To achieve that effect, James-Erickson employed some digital magic, slowing the footage dramatically so that it syncs with the time-lapse video in such a way that it appears to be running in real time as the time-lapse shot flies by in a fast-forward blur.
“It took about 100 hours straight through to render,” he says. “After I chopped that video up, I stretched it out to six hours, then left my computer in the coldest room in the house so that it wouldn’t die.”
The slowed-down video was then projected on the car as the live-action time lapse was filmed. James-Erickson admits he wasn’t sure it would work.
“I’m not a photographer, so I’m completely unfamiliar with that process and what cameras can and can’t do,” he says. “We filmed this over about six hours, from start to finish, to do the time lapse. I knew that I was going to be sitting in a field and leaving at specific times and coming in at other specific times. It was going to be a lot of work, sitting outside, and especially with Colorado, you never know when you’re going to get a good day’s weather. I didn’t want to do this more than once.”
The message of the song, which is from Zealot's recently released album, The Book of Ramifications, is considerably simpler than either the concept of the video or its execution.

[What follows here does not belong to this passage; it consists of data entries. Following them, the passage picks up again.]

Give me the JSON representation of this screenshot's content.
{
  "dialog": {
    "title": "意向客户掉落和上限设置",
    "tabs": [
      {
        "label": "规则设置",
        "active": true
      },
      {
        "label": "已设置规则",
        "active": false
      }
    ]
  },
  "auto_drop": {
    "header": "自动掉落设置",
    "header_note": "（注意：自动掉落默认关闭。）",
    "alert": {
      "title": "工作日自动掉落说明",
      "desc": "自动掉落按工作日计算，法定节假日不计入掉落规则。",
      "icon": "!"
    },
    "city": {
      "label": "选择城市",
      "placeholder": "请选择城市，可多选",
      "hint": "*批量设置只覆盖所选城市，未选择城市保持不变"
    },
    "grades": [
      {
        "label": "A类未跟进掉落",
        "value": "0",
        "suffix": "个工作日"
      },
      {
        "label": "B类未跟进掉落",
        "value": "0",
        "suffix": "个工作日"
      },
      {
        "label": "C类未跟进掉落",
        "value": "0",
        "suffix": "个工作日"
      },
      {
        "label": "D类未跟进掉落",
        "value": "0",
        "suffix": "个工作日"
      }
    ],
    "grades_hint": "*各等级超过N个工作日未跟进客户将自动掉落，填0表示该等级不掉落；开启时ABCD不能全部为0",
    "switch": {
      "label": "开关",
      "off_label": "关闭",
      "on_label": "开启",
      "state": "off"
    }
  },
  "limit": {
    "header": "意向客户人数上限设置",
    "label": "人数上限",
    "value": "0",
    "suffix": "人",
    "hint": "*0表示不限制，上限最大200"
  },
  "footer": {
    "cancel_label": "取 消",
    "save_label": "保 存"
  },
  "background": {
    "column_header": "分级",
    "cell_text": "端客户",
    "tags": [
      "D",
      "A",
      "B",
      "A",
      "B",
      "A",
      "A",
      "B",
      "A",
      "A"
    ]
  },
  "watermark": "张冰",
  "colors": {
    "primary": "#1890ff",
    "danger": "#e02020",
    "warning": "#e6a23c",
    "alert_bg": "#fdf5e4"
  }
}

“It’s more me trying to convince myself and work on my own vision of idealizing others — not only for romantic purposes, but in general,” says James-Erickson. “ I have so many friends who are very successful, and I have successes as well, but I see the success that’s going on in other people’s lives and, oh, my God, I just want that. I realize I have a lot of things that they’re proud of me for, as well. We’ve all got something. The people with a lot of stuff, you know, sometimes they’re struggling, too. And nobody’s perfect. “
Keep Westword Free... Since we started Westword, it has been defined as the free, independent voice of Denver, and we would like to keep it that way. Offering our readers free access to incisive coverage of local news, food and culture. Producing stories on everything from political scandals to the hottest new bands, with gutsy reporting, stylish writing, and staffers who've won everything from the Society of Professional Journalists' Sigma Delta Chi feature-writing award to the Casey Medal for Meritorious Journalism. But with local journalism's existence under siege and advertising revenue setbacks having a larger impact, it is important now more than ever for us to rally support behind funding our local journalism. You can help by participating in our "I Support" membership program, allowing us to keep covering Denver with no paywalls.